## Required work:
In the records below, find each line containing the word "GEELAN" and copy it.

Excerpts from an interface dataset
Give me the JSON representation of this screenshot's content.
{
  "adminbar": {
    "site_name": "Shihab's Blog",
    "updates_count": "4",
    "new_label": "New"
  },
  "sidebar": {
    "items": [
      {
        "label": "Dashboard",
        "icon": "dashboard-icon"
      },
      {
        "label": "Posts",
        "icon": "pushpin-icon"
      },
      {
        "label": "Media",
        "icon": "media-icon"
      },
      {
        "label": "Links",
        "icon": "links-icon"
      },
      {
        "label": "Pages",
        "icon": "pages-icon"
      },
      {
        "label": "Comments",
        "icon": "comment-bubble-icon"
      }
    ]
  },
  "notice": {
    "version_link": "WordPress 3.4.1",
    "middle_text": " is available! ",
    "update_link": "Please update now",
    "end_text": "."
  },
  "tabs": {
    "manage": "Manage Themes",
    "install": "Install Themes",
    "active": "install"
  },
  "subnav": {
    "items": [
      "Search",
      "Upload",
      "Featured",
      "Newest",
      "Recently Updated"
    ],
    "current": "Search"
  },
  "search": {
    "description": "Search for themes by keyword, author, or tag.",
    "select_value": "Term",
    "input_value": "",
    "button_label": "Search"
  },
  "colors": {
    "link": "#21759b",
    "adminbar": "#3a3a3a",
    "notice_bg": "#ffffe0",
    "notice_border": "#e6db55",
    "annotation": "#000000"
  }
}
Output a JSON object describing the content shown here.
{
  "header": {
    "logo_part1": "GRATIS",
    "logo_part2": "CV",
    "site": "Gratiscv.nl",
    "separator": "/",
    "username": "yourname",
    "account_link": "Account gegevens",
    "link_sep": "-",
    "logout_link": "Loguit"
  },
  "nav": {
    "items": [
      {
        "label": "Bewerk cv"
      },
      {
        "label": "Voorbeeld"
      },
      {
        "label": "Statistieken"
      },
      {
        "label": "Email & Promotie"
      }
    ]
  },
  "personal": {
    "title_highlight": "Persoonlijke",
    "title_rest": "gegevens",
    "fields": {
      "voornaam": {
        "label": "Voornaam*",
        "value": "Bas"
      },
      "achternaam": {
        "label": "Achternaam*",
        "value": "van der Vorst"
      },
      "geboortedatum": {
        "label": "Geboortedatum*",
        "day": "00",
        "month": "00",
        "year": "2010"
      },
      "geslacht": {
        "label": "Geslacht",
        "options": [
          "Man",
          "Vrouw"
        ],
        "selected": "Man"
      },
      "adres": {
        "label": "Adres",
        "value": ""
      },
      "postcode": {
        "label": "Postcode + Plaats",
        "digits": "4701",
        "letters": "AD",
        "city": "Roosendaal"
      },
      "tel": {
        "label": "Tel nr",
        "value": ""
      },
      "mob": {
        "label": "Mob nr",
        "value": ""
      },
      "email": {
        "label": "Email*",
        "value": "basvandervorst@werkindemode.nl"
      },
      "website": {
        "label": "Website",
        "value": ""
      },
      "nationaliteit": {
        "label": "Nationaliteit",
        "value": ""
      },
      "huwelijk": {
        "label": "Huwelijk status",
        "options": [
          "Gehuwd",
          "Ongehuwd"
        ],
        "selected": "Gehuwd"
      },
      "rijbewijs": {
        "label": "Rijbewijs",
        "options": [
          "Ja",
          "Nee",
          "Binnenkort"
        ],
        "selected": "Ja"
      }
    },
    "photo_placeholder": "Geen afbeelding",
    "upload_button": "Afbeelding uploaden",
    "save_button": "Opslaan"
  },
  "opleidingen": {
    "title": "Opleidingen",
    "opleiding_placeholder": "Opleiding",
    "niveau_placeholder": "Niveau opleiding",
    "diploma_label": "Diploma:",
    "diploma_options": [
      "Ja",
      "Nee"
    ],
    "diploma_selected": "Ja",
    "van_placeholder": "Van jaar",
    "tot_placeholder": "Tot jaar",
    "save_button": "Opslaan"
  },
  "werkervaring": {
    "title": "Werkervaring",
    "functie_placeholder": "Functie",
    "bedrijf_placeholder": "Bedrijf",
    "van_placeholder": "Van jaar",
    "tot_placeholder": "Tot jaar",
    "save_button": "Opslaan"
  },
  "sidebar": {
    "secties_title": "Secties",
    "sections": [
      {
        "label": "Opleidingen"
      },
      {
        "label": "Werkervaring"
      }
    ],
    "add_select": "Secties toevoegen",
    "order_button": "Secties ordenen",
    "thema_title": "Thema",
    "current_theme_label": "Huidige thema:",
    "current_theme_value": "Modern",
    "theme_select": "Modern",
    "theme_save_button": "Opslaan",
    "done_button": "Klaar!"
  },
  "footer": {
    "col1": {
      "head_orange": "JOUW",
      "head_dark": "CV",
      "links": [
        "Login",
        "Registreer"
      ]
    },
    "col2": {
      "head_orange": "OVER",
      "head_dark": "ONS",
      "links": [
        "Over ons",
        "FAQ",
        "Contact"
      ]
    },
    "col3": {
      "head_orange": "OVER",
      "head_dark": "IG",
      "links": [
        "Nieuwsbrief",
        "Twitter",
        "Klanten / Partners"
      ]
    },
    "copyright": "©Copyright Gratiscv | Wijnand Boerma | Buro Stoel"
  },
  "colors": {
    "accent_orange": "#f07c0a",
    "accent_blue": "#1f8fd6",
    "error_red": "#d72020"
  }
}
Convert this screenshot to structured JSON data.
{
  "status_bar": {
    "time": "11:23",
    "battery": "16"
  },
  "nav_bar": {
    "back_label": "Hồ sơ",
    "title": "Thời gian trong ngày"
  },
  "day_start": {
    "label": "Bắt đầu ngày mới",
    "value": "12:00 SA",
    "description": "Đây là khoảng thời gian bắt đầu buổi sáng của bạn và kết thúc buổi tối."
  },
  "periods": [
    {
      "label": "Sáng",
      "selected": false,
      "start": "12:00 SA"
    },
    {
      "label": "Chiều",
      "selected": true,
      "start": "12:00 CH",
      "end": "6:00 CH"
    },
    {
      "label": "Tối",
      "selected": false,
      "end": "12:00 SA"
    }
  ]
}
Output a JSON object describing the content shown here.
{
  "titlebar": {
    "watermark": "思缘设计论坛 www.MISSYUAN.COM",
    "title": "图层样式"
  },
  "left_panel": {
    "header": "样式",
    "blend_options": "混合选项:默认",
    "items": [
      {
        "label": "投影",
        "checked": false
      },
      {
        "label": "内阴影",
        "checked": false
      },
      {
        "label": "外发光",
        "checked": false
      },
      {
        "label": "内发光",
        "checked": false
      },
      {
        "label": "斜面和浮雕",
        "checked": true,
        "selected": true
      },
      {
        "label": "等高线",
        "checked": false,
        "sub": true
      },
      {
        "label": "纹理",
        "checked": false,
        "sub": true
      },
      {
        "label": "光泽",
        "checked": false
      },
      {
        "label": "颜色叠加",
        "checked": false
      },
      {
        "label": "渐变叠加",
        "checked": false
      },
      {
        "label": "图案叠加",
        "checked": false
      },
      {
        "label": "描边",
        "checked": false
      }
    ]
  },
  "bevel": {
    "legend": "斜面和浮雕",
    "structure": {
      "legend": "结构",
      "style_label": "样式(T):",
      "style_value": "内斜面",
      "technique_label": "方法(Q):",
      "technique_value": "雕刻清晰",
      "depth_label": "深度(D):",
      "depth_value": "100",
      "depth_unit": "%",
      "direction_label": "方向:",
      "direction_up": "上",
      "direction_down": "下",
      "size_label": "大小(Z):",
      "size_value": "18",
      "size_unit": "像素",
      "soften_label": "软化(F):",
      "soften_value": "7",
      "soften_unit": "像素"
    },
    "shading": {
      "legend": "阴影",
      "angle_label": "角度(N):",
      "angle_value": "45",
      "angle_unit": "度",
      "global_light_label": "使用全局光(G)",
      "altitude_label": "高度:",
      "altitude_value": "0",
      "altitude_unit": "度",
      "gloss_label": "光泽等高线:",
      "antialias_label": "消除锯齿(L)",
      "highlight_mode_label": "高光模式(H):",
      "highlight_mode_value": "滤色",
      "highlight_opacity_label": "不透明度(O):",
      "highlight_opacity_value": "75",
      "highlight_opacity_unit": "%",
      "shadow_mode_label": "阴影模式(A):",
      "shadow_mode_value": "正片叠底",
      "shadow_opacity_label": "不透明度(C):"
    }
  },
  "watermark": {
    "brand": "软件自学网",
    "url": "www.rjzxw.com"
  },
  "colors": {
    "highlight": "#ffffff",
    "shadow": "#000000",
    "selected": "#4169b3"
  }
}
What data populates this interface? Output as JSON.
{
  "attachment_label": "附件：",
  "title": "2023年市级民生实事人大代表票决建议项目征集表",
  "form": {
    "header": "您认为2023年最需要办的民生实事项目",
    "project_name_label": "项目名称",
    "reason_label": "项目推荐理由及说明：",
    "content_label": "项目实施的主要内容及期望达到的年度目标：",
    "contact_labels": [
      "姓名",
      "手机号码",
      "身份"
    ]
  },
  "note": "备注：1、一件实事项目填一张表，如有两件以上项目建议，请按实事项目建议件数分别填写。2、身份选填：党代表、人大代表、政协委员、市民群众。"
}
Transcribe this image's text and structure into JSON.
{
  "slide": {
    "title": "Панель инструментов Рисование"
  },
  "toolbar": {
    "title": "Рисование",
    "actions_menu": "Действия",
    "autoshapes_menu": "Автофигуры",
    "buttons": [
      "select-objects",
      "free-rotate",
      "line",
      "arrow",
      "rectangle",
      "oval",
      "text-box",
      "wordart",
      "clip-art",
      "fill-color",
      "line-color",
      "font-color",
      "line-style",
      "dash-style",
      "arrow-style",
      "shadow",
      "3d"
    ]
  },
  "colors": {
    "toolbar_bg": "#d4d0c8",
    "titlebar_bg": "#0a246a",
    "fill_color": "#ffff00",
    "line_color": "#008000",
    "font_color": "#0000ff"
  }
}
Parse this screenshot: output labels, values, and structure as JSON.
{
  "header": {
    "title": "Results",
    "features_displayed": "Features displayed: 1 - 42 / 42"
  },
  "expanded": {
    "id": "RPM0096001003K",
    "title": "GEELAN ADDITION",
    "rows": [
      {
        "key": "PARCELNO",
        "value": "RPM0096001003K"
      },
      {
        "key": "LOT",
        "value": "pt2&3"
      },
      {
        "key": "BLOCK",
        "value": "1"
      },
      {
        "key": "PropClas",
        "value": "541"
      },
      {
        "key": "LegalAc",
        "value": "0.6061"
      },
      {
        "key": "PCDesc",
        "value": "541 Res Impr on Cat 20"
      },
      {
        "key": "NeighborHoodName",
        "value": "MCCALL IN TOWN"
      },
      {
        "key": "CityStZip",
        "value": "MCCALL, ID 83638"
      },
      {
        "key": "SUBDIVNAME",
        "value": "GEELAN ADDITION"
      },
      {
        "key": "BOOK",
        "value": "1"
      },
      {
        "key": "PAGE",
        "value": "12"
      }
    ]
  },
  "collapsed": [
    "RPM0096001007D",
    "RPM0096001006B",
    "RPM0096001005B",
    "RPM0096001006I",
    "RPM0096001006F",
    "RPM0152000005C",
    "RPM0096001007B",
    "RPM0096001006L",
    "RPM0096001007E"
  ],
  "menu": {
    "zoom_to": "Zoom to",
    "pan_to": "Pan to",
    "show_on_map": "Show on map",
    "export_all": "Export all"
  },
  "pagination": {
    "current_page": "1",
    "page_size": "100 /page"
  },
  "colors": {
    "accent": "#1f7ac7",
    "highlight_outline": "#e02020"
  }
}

## Written response:
    "title": "GEELAN ADDITION",
        "value": "GEELAN ADDITION"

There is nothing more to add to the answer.